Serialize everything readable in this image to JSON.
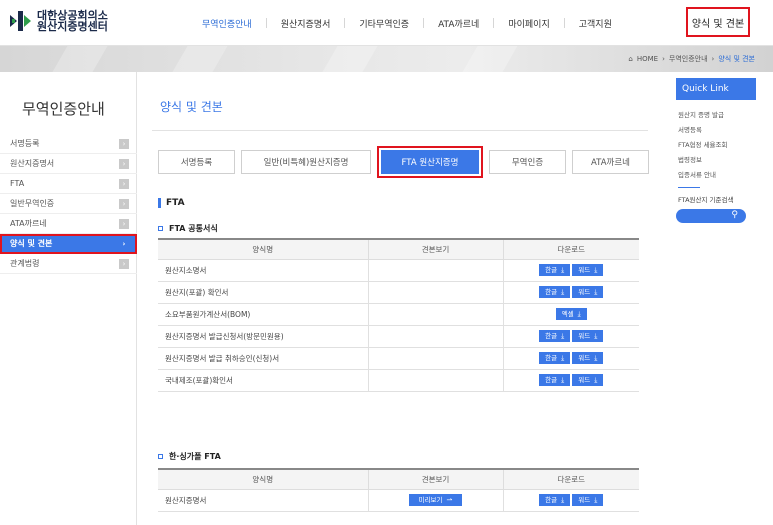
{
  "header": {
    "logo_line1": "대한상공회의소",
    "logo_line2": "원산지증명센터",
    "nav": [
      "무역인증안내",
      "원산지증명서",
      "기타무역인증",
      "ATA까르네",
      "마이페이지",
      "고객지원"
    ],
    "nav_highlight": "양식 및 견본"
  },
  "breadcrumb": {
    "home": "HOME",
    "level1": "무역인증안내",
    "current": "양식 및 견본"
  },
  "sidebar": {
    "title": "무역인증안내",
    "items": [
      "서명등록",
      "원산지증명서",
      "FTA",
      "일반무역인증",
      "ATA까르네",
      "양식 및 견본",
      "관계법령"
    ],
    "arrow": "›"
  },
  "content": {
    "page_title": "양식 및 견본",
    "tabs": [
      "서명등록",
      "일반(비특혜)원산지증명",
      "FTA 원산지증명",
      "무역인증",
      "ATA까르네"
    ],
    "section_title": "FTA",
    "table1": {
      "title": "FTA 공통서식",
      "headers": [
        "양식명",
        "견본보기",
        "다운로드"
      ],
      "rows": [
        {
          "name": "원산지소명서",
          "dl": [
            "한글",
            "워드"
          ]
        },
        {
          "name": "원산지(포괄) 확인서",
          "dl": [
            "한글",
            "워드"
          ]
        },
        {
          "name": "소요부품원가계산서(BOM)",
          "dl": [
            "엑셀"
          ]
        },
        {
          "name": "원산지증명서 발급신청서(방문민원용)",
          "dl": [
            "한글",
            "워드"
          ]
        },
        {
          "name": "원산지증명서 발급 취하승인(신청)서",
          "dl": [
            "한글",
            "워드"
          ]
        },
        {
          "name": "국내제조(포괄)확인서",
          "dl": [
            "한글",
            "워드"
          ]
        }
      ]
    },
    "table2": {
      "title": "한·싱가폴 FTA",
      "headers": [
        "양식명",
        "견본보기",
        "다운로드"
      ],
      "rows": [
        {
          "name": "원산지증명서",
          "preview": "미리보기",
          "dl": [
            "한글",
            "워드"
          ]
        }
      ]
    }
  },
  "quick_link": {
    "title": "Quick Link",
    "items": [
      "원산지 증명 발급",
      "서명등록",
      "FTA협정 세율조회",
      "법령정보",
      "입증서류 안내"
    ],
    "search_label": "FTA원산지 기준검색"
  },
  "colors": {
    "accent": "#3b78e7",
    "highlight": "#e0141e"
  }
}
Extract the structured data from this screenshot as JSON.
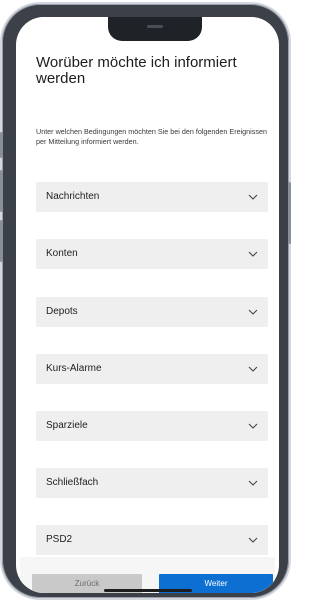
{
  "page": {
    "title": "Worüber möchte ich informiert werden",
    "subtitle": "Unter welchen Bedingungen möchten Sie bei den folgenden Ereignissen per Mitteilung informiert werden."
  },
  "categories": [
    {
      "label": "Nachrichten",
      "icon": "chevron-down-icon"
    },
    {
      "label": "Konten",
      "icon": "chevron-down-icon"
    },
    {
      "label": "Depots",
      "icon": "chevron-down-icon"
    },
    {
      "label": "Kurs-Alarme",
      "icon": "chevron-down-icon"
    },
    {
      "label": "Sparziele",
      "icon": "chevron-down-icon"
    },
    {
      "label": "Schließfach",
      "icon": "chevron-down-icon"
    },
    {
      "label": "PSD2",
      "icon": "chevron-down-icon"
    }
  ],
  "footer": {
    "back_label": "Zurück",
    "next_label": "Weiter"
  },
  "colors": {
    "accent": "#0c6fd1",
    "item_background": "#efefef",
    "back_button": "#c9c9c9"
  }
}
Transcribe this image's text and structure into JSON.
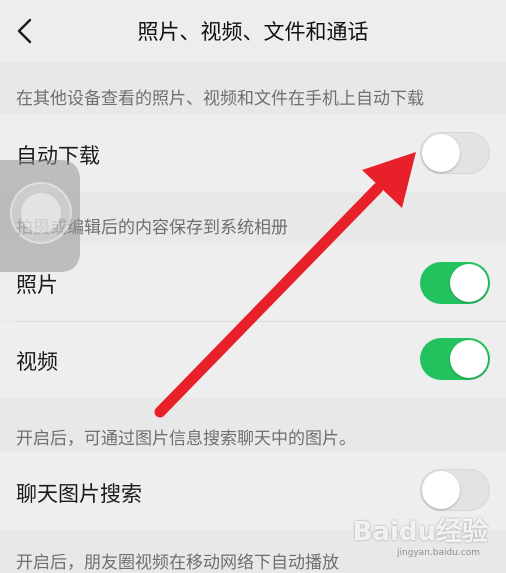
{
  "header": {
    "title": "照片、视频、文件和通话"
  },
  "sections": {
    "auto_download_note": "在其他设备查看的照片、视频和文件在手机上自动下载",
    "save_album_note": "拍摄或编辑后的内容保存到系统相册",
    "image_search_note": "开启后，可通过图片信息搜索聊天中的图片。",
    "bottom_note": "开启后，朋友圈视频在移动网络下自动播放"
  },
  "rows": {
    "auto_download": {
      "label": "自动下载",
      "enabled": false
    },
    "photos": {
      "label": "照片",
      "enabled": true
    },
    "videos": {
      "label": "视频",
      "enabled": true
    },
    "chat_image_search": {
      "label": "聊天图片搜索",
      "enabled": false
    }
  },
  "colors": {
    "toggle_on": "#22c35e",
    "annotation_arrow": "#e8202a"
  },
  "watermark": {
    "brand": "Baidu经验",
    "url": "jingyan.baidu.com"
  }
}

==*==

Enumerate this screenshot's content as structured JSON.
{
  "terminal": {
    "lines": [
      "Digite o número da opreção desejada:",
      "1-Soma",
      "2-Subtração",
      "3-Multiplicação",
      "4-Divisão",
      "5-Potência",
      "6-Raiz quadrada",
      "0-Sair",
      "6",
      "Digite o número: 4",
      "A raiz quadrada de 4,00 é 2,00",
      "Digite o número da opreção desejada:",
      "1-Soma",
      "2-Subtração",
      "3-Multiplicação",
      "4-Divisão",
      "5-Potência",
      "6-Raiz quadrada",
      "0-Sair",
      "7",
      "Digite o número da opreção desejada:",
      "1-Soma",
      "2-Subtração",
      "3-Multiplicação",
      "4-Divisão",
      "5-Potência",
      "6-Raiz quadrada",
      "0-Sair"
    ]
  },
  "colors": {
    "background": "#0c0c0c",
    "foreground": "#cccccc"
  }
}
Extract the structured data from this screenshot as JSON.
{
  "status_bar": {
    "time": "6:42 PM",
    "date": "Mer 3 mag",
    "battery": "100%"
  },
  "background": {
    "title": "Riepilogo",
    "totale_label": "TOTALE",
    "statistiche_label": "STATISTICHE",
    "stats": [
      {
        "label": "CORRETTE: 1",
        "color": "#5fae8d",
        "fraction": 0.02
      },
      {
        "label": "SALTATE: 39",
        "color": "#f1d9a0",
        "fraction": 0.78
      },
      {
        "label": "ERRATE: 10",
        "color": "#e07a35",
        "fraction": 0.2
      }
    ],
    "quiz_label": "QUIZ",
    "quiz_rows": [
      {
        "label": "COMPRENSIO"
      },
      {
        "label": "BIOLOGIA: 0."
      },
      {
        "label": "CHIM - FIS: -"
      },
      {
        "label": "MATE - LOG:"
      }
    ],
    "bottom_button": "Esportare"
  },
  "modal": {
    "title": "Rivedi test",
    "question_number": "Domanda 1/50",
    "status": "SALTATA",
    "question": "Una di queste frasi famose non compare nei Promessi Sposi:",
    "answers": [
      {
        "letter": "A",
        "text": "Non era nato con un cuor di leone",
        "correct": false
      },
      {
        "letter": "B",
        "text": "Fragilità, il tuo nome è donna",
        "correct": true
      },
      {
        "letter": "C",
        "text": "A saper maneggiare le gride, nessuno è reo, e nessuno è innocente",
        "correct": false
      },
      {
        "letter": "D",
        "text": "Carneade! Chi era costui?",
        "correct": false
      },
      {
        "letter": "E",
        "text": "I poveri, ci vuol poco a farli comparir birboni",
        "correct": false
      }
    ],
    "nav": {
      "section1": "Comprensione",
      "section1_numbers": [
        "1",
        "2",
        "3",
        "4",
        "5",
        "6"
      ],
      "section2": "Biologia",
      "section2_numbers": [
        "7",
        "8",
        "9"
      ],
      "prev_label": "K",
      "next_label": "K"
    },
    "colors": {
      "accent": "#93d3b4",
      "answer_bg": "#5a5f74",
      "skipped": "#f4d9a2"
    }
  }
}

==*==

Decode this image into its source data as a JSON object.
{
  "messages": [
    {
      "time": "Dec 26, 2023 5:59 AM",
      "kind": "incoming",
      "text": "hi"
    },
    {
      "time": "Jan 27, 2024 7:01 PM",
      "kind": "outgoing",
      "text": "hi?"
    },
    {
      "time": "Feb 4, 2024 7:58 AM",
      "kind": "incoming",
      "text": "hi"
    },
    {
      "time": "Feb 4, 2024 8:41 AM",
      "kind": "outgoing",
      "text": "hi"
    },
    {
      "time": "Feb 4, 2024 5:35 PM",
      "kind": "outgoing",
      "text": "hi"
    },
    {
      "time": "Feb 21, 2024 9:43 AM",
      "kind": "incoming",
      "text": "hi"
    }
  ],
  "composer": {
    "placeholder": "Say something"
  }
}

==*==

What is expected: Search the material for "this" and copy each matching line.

Exercise answer:
Serialize everything readable in this image to JSON.
Extract the structured data from this screenshot as JSON.
Transcribe this image's text and structure into JSON.
Enumerate this screenshot's content as structured JSON.
Extract the structured data from this screenshot as JSON.
Decode this image into its source data as a JSON object.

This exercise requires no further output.